Segment Open
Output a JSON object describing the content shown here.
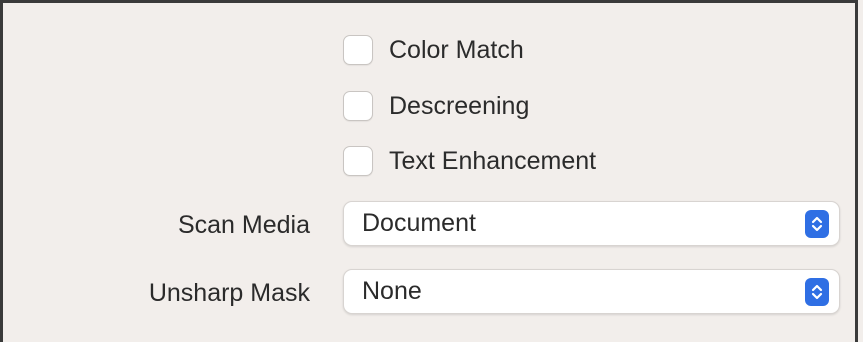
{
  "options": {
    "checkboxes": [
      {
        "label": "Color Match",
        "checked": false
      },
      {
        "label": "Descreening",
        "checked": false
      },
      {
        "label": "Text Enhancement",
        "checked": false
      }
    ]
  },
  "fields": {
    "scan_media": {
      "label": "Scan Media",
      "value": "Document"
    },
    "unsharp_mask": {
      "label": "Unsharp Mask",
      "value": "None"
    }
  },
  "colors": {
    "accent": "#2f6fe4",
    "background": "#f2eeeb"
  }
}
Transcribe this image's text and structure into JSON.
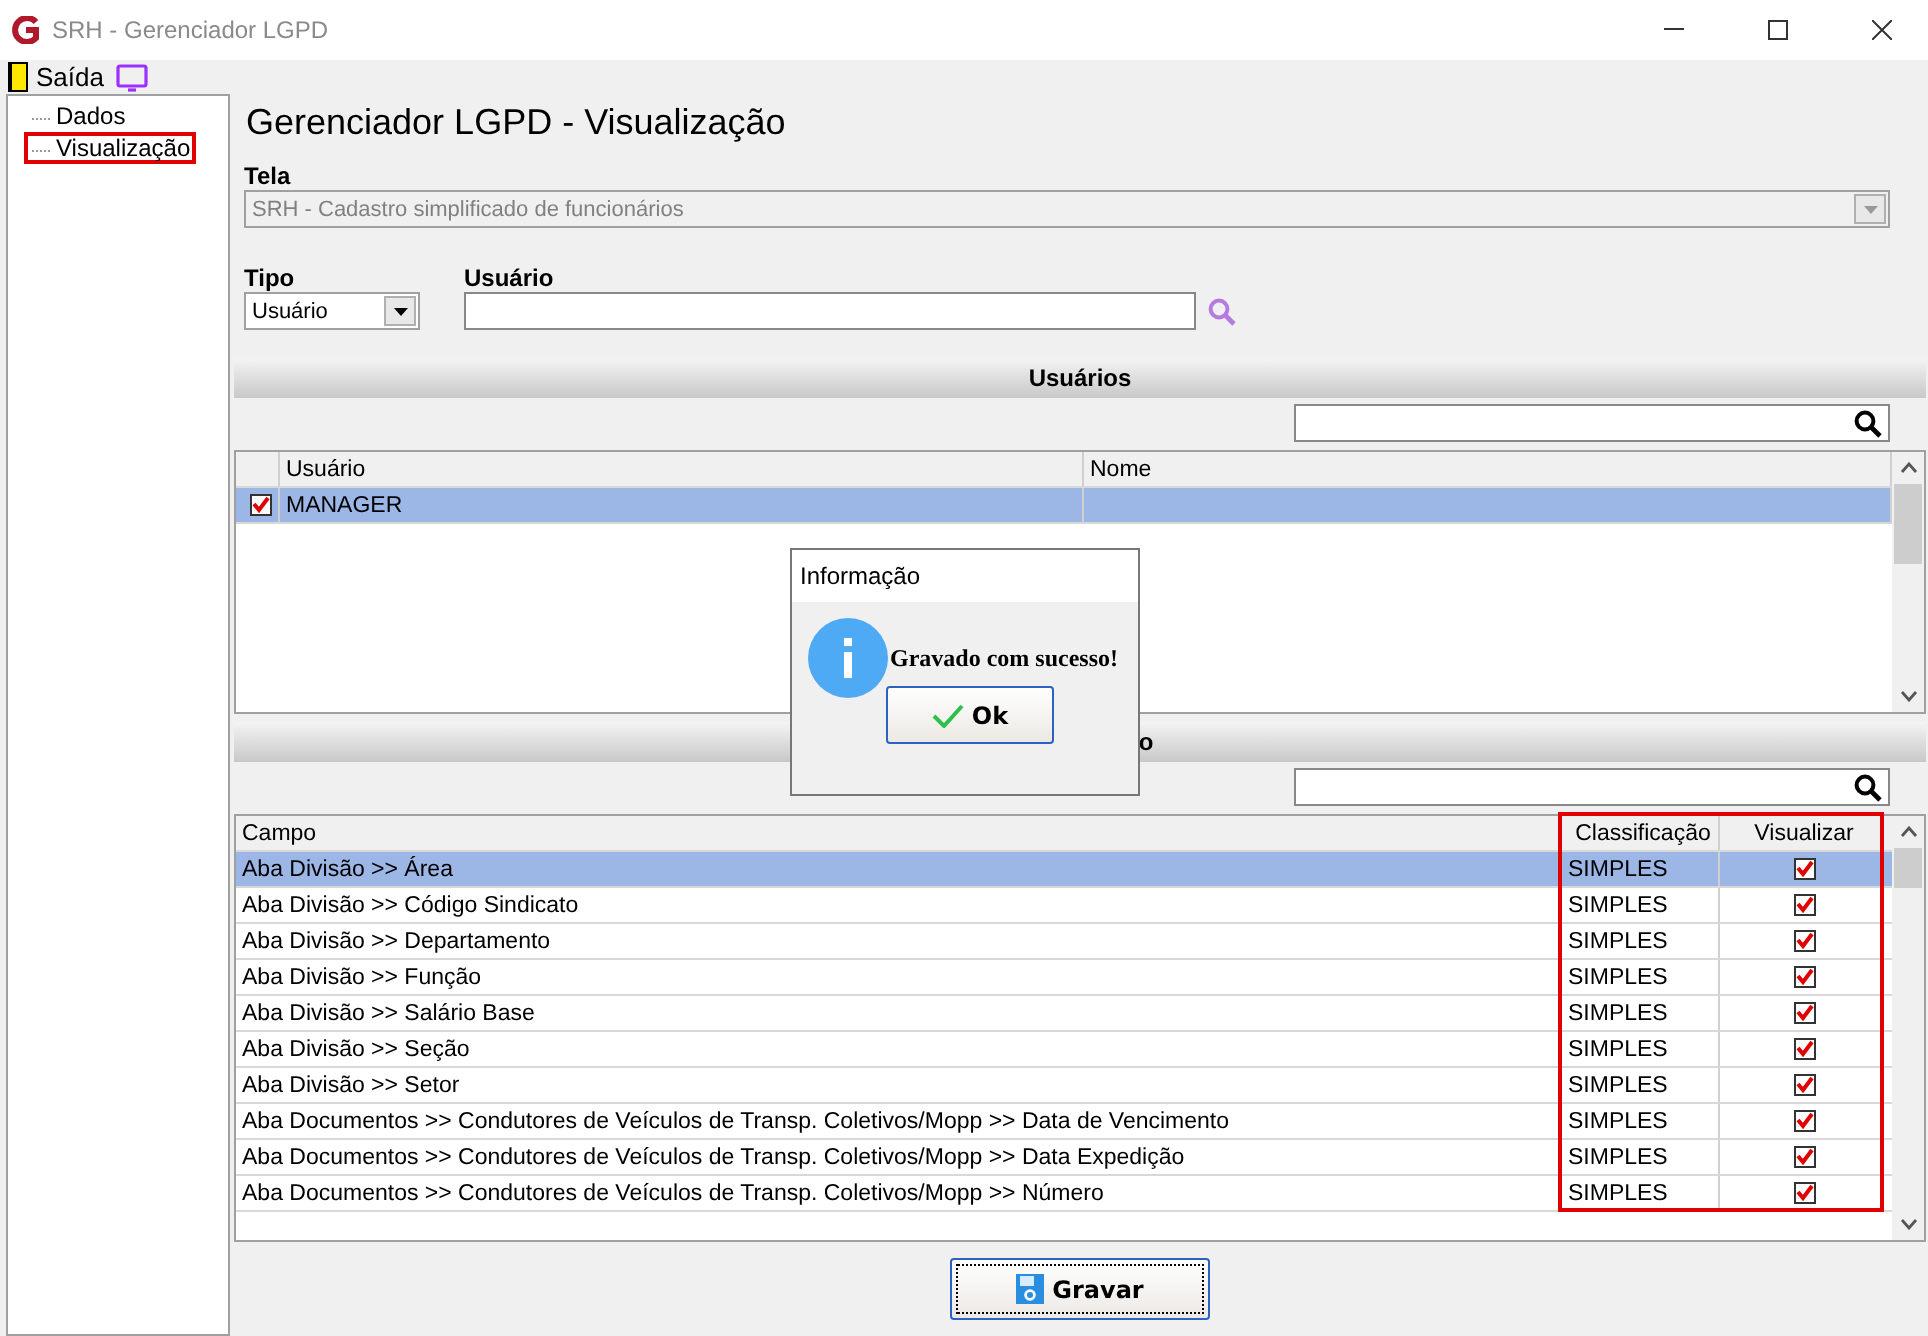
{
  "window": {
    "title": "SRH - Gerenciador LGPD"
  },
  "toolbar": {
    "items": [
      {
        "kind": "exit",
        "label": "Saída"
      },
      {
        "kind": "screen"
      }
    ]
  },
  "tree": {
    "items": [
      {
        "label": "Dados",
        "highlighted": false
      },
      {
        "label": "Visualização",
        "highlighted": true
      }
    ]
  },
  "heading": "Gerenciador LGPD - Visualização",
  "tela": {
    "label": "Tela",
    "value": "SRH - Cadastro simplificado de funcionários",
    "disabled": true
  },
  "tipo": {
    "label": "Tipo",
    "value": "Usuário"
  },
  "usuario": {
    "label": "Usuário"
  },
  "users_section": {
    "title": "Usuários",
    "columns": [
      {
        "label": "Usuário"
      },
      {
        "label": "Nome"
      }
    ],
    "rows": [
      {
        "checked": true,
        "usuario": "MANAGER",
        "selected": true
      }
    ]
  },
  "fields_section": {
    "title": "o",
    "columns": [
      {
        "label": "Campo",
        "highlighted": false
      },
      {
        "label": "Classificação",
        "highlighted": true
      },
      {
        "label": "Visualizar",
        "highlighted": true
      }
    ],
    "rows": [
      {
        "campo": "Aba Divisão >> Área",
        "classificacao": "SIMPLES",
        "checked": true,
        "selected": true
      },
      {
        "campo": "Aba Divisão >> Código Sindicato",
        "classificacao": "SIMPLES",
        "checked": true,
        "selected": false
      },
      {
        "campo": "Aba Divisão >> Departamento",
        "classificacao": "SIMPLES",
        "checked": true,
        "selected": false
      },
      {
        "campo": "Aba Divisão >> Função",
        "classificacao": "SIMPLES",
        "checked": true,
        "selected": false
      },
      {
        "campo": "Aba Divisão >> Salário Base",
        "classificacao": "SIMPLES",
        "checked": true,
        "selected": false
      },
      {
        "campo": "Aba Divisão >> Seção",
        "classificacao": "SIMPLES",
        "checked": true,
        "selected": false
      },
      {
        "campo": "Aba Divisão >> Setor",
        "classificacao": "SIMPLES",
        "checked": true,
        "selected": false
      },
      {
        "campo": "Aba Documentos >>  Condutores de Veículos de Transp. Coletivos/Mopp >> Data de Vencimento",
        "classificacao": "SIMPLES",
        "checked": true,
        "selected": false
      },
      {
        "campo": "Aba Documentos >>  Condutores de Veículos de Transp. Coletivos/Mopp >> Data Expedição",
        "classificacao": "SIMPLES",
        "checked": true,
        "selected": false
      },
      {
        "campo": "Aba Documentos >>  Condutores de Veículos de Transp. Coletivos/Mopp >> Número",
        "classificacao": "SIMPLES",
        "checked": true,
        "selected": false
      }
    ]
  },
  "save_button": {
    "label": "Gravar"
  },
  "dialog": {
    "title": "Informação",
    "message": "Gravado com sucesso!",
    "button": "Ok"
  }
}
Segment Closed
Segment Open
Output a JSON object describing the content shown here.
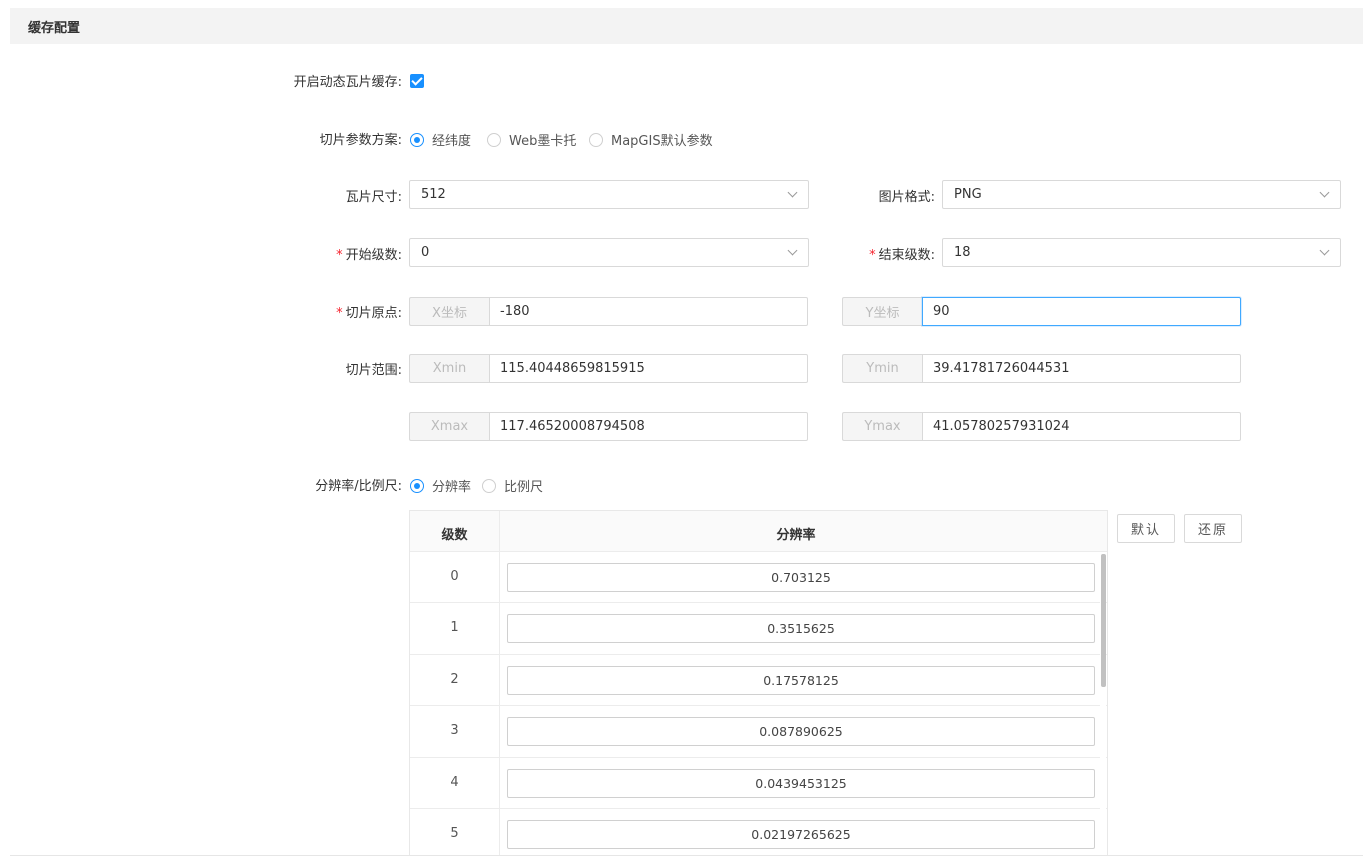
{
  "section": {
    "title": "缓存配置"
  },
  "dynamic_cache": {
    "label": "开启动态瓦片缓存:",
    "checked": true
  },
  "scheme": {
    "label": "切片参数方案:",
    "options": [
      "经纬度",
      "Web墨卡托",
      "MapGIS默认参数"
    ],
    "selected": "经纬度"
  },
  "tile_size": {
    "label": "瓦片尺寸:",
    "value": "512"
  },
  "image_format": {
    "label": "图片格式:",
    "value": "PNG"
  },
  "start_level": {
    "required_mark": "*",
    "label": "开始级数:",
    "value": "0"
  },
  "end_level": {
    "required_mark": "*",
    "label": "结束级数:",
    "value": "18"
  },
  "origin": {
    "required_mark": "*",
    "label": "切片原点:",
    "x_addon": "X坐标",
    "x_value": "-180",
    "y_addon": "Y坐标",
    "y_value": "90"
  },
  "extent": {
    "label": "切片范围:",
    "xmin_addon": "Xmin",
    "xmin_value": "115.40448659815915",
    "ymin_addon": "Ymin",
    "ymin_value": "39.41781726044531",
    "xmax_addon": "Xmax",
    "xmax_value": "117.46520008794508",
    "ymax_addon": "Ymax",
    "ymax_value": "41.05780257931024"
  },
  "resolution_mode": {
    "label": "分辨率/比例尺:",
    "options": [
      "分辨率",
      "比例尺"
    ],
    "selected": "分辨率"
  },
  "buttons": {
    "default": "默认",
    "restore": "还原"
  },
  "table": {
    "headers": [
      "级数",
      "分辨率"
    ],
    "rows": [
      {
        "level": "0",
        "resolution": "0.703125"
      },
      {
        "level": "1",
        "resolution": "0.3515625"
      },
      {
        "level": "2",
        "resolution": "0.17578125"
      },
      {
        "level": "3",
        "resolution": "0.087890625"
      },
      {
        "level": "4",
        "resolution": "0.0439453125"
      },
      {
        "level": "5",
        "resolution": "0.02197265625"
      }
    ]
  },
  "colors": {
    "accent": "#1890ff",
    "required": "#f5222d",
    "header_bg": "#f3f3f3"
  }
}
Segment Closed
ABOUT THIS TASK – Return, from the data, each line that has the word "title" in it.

COMPLETED EXERCISE –
    "title": "SRH - Gerenciador LGPD"
    "title": "Usuários",
    "title": "o",
    "title": "Informação",
    "title": "缓存配置"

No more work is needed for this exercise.